RELATED: How This Woman Compiled 8 Years of Trash into a Mason Jar (Plus Her Easy Waste-Reducing Tips)

Sephora

Aether Beauty Rose Quartz Crystal Gemstone Palette

Talk about a 360 approach. Everything from the palette itself (which is made from FSC-certified paper and printed with water-based soy ink) to the shadow pans (which are made from recycled aluminum) and the elastic closure (which replaces traditional magnets that are not recyclable) has sustainability in mind. Plus, the shadows themselves are richly pigmented and buttery in texture, with shades ranging from an everyday beige to a stunning rose-gold shimmer.

Buy It ($58)

Walmart

Ethique Heali Kiwi Solid Shampoo Bar

Say goodbye to plastic bottles and pumps. Packaged with a compostable label and made with 100 percent sustainably sourced ingredients like neem and oatmeal, this solid shampoo smells delightfully of kiwi and is particularly soothing to dry, itchy scalps. (Also, 20 percent of the brand’s profits are donated to environmental charities.)

Buy It ($16)

Follain

Follain Refillable Everything Soap

Fans of castile soap will love this multipurpose (and completely nontoxic) cleanser. Use it to wash hands and dishes, on kids and on pets. The silky lather is gentle on every surface, and the glass bottle can be refilled at any Follain store, so you reduce the number of plastic bottles in your home. Choose from a fresh lavender or lemongrass scent (we’re partial to the lavender).

Buy It ($24)

Nordstrom

Makeup Eraser Makeup Remover Cloth

Fact: An estimated 7.6 billion pounds of makeup wipes are thrown into landfills each year (making them the third most wasteful product in the world). Pretty staggering, right?

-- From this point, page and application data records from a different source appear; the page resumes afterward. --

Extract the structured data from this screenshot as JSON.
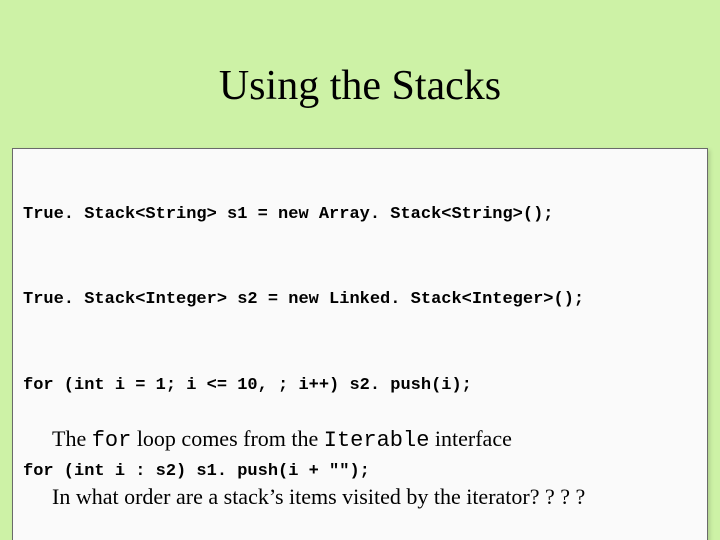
{
  "title": "Using the Stacks",
  "code": {
    "l1": "True. Stack<String> s1 = new Array. Stack<String>();",
    "l2": "True. Stack<Integer> s2 = new Linked. Stack<Integer>();",
    "l3": "for (int i = 1; i <= 10, ; i++) s2. push(i);",
    "l4": "for (int i : s2) s1. push(i + \"\");"
  },
  "body1": {
    "pre": "The ",
    "code1": "for",
    "mid": " loop comes from the ",
    "code2": "Iterable",
    "post": " interface"
  },
  "body2": "In what order are a stack’s items visited by the iterator? ? ? ?"
}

Enter the makeup eraser, a super-soft, reusable cloth that gently whisks away all traces of makeup on your face. To use, soak it in warm water and wipe off your makeup as you normally would. When you’re done, toss it in the laundry. Each cloth lasts up to a thousand washes and is just as effective (if not more) than its single-use counterparts.

Buy It ($20)

Amazon

Edwin Jagger Double-Edge Safety Razor

Though a safety razor may take some getting used to initially, it’s actually preferred by many because it delivers a closer shave with less irritation. (The trick is to hold the razor at a 30-degree angle and not press down too hard on the blade.) Simply guide it over your skin and take your time with it. In addition to its cosmetic benefits, think of all the plastic you’ll be saving by not using disposable razors anymore.

$29 at Amazon

RELATED: Kick Plastic to the Curb with These 12 Sustainably Packaged Beauty Products

Love Beauty and Planet

Love Beauty and Planet Coconut Water & Mimosa Flower Concentrated Shampoo

Love Beauty and Planet, which was launched by Unilever in 2017, uses ethically and sustainably sourced ingredients and packaging that is 100 percent recycled and recyclable. Their latest launch is one of our favorites: shampoo and conditioner concentrates. Requiring just half the amount of product you'd usually use in the shower, each bottle requires less water to make and uses less plastic per package.

Buy it ($7; available end of April)

Macy's

CK EVERYONE Eau de Toilette.

Fans of the iconic CK One take note: Calvin Klein's latest fragrance is also their first environmentally conscious one. Boasting a Cradle to Cradle certification, it was formulated using 77 percent naturally derived ingredients and post-consumer recycled materials in its packaging. Crafted by Master perfumer Alberto Morillas, it smells of organic orange, blue tea and cedarwood.

Buy it ($55)

RELATED: What Is Sillage? And 7 Other Fascinating Perfume Terms

From Around The Web